the exiles who had preceded him, as it was
« for We were off Cnidus on the 25:h, and the heat the word of God, and for the testimony of Jesus was most oppressive, as we had a dead calm Christ." Standing upon one of the eminences of nearly the whole of the day. St. Paul was in the island, and turning towards the continent, St. similar circumstances near the same place.- John would be able to distinguish mountains that " When we had sailed slowly many days, and might also be seen from the whole of the seven scarce were come over against Cnidus.” Acts churches of Asia; and as he had planted some xxvii. 7. I followed the course of the apostle in of them with his own hand, and probably visited his voyages and travels, and often prayed that I all of them, can we doubt he often would stand might follow hin more closely in his holy ardor in thus, and looking towards these interesting spots, the cause of Christ. I seemed to be able to real-lift up his hands to heaven, and pour out his soul ise the appearance of the apostle more power- in prayer, that he who walked among the golden fully on board ship than in any other place: we candiesticks would continue to visit them in mercy, were sailing upon the same seas, looked abroad and save them from the power of the antichrist upon the same islands and mountains, and our that was to come. It is one of those thoughts mariners spoke nearly the same language. upon which the mind so much delights to dwell

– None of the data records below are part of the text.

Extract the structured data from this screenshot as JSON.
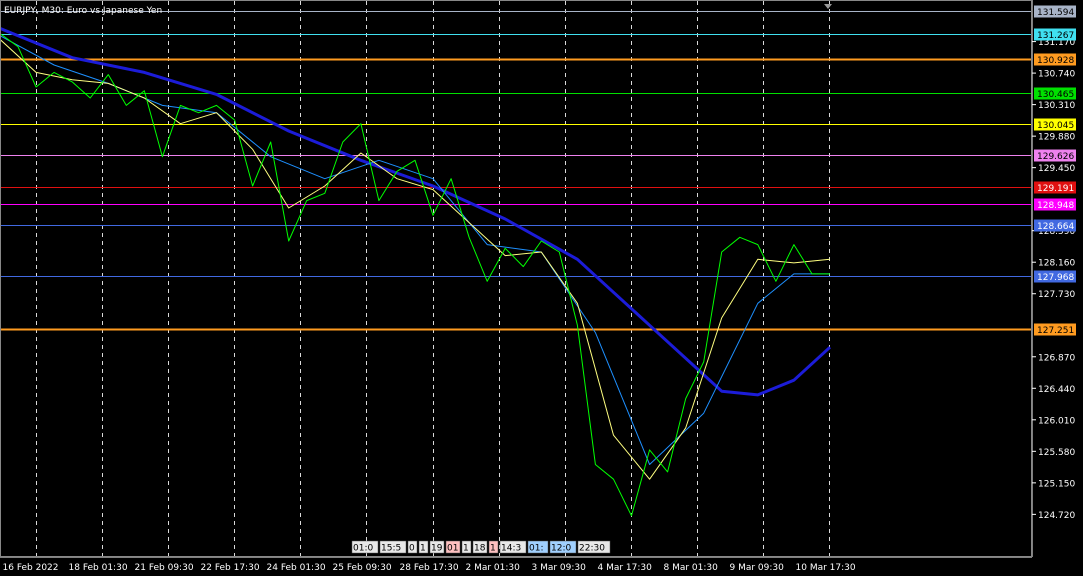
{
  "window": {
    "title": "EURJPY, M30:  Euro vs Japanese Yen"
  },
  "colors": {
    "background": "#000000",
    "grid": "#ffffff",
    "price_line": "#00ff00",
    "ma_fast": "#ffff80",
    "ma_mid": "#1e90ff",
    "ma_slow": "#1c1cd8"
  },
  "chart_data": {
    "type": "line",
    "title": "EURJPY, M30:  Euro vs Japanese Yen",
    "xlabel": "",
    "ylabel": "",
    "ylim": [
      124.5,
      131.75
    ],
    "grid": "vertical dashed",
    "x_ticks": [
      "16 Feb 2022",
      "18 Feb 01:30",
      "21 Feb 09:30",
      "22 Feb 17:30",
      "24 Feb 01:30",
      "25 Feb 09:30",
      "28 Feb 17:30",
      "2 Mar 01:30",
      "3 Mar 09:30",
      "4 Mar 17:30",
      "8 Mar 01:30",
      "9 Mar 09:30",
      "10 Mar 17:30"
    ],
    "y_ticks": [
      "131.170",
      "130.740",
      "130.310",
      "129.880",
      "129.450",
      "128.590",
      "128.160",
      "127.730",
      "126.870",
      "126.440",
      "126.010",
      "125.580",
      "125.150",
      "124.720"
    ],
    "price_levels": [
      {
        "label": "131.594",
        "value": 131.594,
        "color": "#a8b4c8"
      },
      {
        "label": "131.267",
        "value": 131.267,
        "color": "#40e0f0"
      },
      {
        "label": "130.928",
        "value": 130.928,
        "color": "#ff9b20"
      },
      {
        "label": "130.465",
        "value": 130.465,
        "color": "#00e000"
      },
      {
        "label": "130.045",
        "value": 130.045,
        "color": "#ffff00"
      },
      {
        "label": "129.626",
        "value": 129.626,
        "color": "#ee82ee"
      },
      {
        "label": "129.191",
        "value": 129.191,
        "color": "#e01010"
      },
      {
        "label": "128.948",
        "value": 128.948,
        "color": "#ff00ff"
      },
      {
        "label": "128.664",
        "value": 128.664,
        "color": "#4169e1"
      },
      {
        "label": "127.968",
        "value": 127.968,
        "color": "#4169e1"
      },
      {
        "label": "127.251",
        "value": 127.251,
        "color": "#ff9b20"
      }
    ],
    "overlay_time_labels": [
      "01:0",
      "15:5",
      "0",
      "1",
      "19",
      "01",
      "1",
      "18",
      "1",
      "14:3",
      "01:",
      "12:0",
      "22:30"
    ],
    "series": [
      {
        "name": "",
        "values": [
          [
            0,
            131.28
          ],
          [
            1,
            131.1
          ],
          [
            2,
            130.55
          ],
          [
            3,
            130.75
          ],
          [
            4,
            130.62
          ],
          [
            5,
            130.4
          ],
          [
            6,
            130.72
          ],
          [
            7,
            130.3
          ],
          [
            8,
            130.5
          ],
          [
            9,
            129.6
          ],
          [
            10,
            130.3
          ],
          [
            11,
            130.2
          ],
          [
            12,
            130.3
          ],
          [
            13,
            130.1
          ],
          [
            14,
            129.2
          ],
          [
            15,
            129.8
          ],
          [
            16,
            128.45
          ],
          [
            17,
            129.0
          ],
          [
            18,
            129.1
          ],
          [
            19,
            129.8
          ],
          [
            20,
            130.05
          ],
          [
            21,
            129.0
          ],
          [
            22,
            129.4
          ],
          [
            23,
            129.55
          ],
          [
            24,
            128.8
          ],
          [
            25,
            129.3
          ],
          [
            26,
            128.5
          ],
          [
            27,
            127.9
          ],
          [
            28,
            128.35
          ],
          [
            29,
            128.1
          ],
          [
            30,
            128.45
          ],
          [
            31,
            128.3
          ],
          [
            32,
            127.3
          ],
          [
            33,
            125.4
          ],
          [
            34,
            125.2
          ],
          [
            35,
            124.7
          ],
          [
            36,
            125.6
          ],
          [
            37,
            125.3
          ],
          [
            38,
            126.3
          ],
          [
            39,
            126.8
          ],
          [
            40,
            128.3
          ],
          [
            41,
            128.5
          ],
          [
            42,
            128.4
          ],
          [
            43,
            127.9
          ],
          [
            44,
            128.4
          ],
          [
            45,
            128.0
          ],
          [
            46,
            128.0
          ]
        ]
      },
      {
        "name": "",
        "values": [
          [
            0,
            131.2
          ],
          [
            2,
            130.75
          ],
          [
            4,
            130.65
          ],
          [
            6,
            130.6
          ],
          [
            8,
            130.4
          ],
          [
            10,
            130.05
          ],
          [
            12,
            130.2
          ],
          [
            14,
            129.7
          ],
          [
            16,
            128.9
          ],
          [
            18,
            129.2
          ],
          [
            20,
            129.65
          ],
          [
            22,
            129.3
          ],
          [
            24,
            129.15
          ],
          [
            26,
            128.7
          ],
          [
            28,
            128.25
          ],
          [
            30,
            128.3
          ],
          [
            32,
            127.6
          ],
          [
            34,
            125.8
          ],
          [
            36,
            125.2
          ],
          [
            38,
            125.9
          ],
          [
            40,
            127.4
          ],
          [
            42,
            128.2
          ],
          [
            44,
            128.15
          ],
          [
            46,
            128.2
          ]
        ]
      },
      {
        "name": "",
        "values": [
          [
            0,
            131.25
          ],
          [
            3,
            130.85
          ],
          [
            6,
            130.6
          ],
          [
            9,
            130.3
          ],
          [
            12,
            130.2
          ],
          [
            15,
            129.6
          ],
          [
            18,
            129.3
          ],
          [
            21,
            129.55
          ],
          [
            24,
            129.3
          ],
          [
            27,
            128.4
          ],
          [
            30,
            128.3
          ],
          [
            33,
            127.2
          ],
          [
            36,
            125.4
          ],
          [
            39,
            126.1
          ],
          [
            42,
            127.6
          ],
          [
            44,
            128.0
          ],
          [
            46,
            128.0
          ]
        ]
      },
      {
        "name": "",
        "values": [
          [
            0,
            131.35
          ],
          [
            4,
            130.95
          ],
          [
            8,
            130.75
          ],
          [
            12,
            130.45
          ],
          [
            16,
            129.95
          ],
          [
            20,
            129.55
          ],
          [
            24,
            129.2
          ],
          [
            28,
            128.75
          ],
          [
            32,
            128.2
          ],
          [
            36,
            127.3
          ],
          [
            40,
            126.4
          ],
          [
            42,
            126.35
          ],
          [
            44,
            126.55
          ],
          [
            46,
            127.0
          ]
        ]
      }
    ]
  }
}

, We sailed by Cos on the 26th, visited by St. that from this rock, surrounded only by other Paul, and celebrated as the birth-place of many similar rocks, and looking out upon distant mouneminent men. On the 27th we were within a tains, there should have been an insight given short distance of Crete, mentioned in the Apo- into futurity, further and clearer than in any other crypha and by St. Paul. Titus is said to have place was ever afforded unto mere man. been bishop of this place, and to have resided here when the apostle wrote his epistle, in which he says, “ the Cretans are always liars, evil beasts, slow bellies," quoting as his authority one of their own authors. Titus i. 12. That “this testimony I remained in quarantine fifteen days at Syra, was true," we have ample evidence in the writ- visited Hydra and Ægina, and saw many other ings of the ancients. The next day we saw islands of inferior interest, but shall not here atSamos, also visited by St. Paul, and the birth- tempt to describe them, as they are not in any place of Pythagoras. It is separated by a narrow way connected with sacred history. The island channel from the Ionian coast, and EPHESUS is of Rhodes was the last spot upon which my foot only a few miles distant.

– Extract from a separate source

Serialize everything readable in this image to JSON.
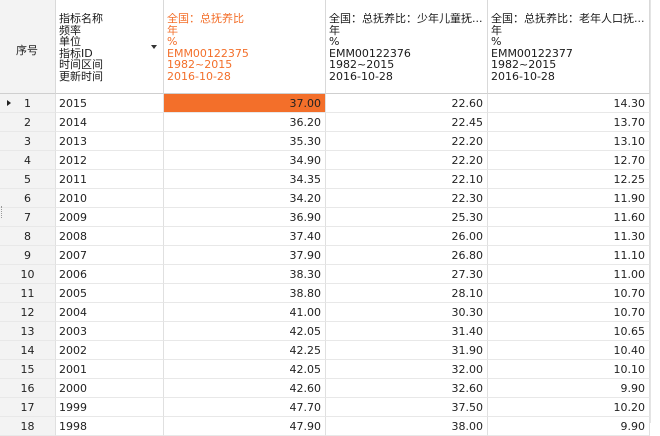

touched Mahomedan ground, and I am called upon to take some farewell notice of the remarkable people whose territories I had now forsaken,
for the most recently constituted of the kingdoms PATMOS.
The followers of Mahomet, in their manners and We were close in with “ the isle that is called customs, long resembled the laws of the Medes and · Patmos" several hours, and I had a good oppor- Persians, they altered not; and the Turk sitting